DATA IN THIS EXERCISE section start
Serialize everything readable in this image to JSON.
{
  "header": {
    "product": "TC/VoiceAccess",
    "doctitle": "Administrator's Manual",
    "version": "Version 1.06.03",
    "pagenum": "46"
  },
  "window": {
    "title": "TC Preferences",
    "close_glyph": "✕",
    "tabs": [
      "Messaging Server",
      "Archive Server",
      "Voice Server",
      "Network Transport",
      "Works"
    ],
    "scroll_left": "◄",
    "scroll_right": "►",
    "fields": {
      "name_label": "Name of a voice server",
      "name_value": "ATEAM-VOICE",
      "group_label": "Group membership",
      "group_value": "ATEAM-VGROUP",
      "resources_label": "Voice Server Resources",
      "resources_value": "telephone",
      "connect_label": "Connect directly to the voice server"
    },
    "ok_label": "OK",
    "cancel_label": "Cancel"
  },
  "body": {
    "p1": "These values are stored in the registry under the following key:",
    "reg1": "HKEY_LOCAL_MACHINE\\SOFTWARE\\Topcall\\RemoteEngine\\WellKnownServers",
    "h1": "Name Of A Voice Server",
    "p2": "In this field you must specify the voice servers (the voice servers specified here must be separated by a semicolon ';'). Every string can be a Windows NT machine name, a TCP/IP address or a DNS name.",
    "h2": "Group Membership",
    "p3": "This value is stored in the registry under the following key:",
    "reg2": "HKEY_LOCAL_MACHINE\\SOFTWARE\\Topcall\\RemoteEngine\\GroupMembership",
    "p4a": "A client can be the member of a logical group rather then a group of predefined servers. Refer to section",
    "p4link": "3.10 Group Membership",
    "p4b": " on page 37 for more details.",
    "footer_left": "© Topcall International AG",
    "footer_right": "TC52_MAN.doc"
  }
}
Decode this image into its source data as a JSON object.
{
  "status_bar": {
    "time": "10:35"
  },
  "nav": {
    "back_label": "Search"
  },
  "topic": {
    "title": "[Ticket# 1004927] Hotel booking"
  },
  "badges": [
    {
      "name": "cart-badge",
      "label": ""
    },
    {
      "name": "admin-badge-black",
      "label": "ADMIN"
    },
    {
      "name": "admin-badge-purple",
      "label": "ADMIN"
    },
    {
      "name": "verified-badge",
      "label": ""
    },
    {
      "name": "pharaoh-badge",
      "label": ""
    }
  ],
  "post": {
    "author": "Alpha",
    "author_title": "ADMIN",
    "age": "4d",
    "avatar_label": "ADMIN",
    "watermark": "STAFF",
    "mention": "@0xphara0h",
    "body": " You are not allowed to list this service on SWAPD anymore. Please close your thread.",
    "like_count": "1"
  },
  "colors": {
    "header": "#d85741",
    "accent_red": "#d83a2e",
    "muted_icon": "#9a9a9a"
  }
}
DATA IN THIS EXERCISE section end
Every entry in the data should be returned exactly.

Serialize everything readable in this image to JSON.
{
  "header": {
    "product": "TC/VoiceAccess",
    "doctitle": "Administrator's Manual",
    "version": "Version 1.06.03",
    "pagenum": "46"
  },
  "window": {
    "title": "TC Preferences",
    "close_glyph": "✕",
    "tabs": [
      "Messaging Server",
      "Archive Server",
      "Voice Server",
      "Network Transport",
      "Works"
    ],
    "scroll_left": "◄",
    "scroll_right": "►",
    "fields": {
      "name_label": "Name of a voice server",
      "name_value": "ATEAM-VOICE",
      "group_label": "Group membership",
      "group_value": "ATEAM-VGROUP",
      "resources_label": "Voice Server Resources",
      "resources_value": "telephone",
      "connect_label": "Connect directly to the voice server"
    },
    "ok_label": "OK",
    "cancel_label": "Cancel"
  },
  "body": {
    "p1": "These values are stored in the registry under the following key:",
    "reg1": "HKEY_LOCAL_MACHINE\\SOFTWARE\\Topcall\\RemoteEngine\\WellKnownServers",
    "h1": "Name Of A Voice Server",
    "p2": "In this field you must specify the voice servers (the voice servers specified here must be separated by a semicolon ';'). Every string can be a Windows NT machine name, a TCP/IP address or a DNS name.",
    "h2": "Group Membership",
    "p3": "This value is stored in the registry under the following key:",
    "reg2": "HKEY_LOCAL_MACHINE\\SOFTWARE\\Topcall\\RemoteEngine\\GroupMembership",
    "p4a": "A client can be the member of a logical group rather then a group of predefined servers. Refer to section",
    "p4link": "3.10 Group Membership",
    "p4b": " on page 37 for more details.",
    "footer_left": "© Topcall International AG",
    "footer_right": "TC52_MAN.doc"
  }
}
Decode this image into its source data as a JSON object.
{
  "status_bar": {
    "time": "10:35"
  },
  "nav": {
    "back_label": "Search"
  },
  "topic": {
    "title": "[Ticket# 1004927] Hotel booking"
  },
  "badges": [
    {
      "name": "cart-badge",
      "label": ""
    },
    {
      "name": "admin-badge-black",
      "label": "ADMIN"
    },
    {
      "name": "admin-badge-purple",
      "label": "ADMIN"
    },
    {
      "name": "verified-badge",
      "label": ""
    },
    {
      "name": "pharaoh-badge",
      "label": ""
    }
  ],
  "post": {
    "author": "Alpha",
    "author_title": "ADMIN",
    "age": "4d",
    "avatar_label": "ADMIN",
    "watermark": "STAFF",
    "mention": "@0xphara0h",
    "body": " You are not allowed to list this service on SWAPD anymore. Please close your thread.",
    "like_count": "1"
  },
  "colors": {
    "header": "#d85741",
    "accent_red": "#d83a2e",
    "muted_icon": "#9a9a9a"
  }
}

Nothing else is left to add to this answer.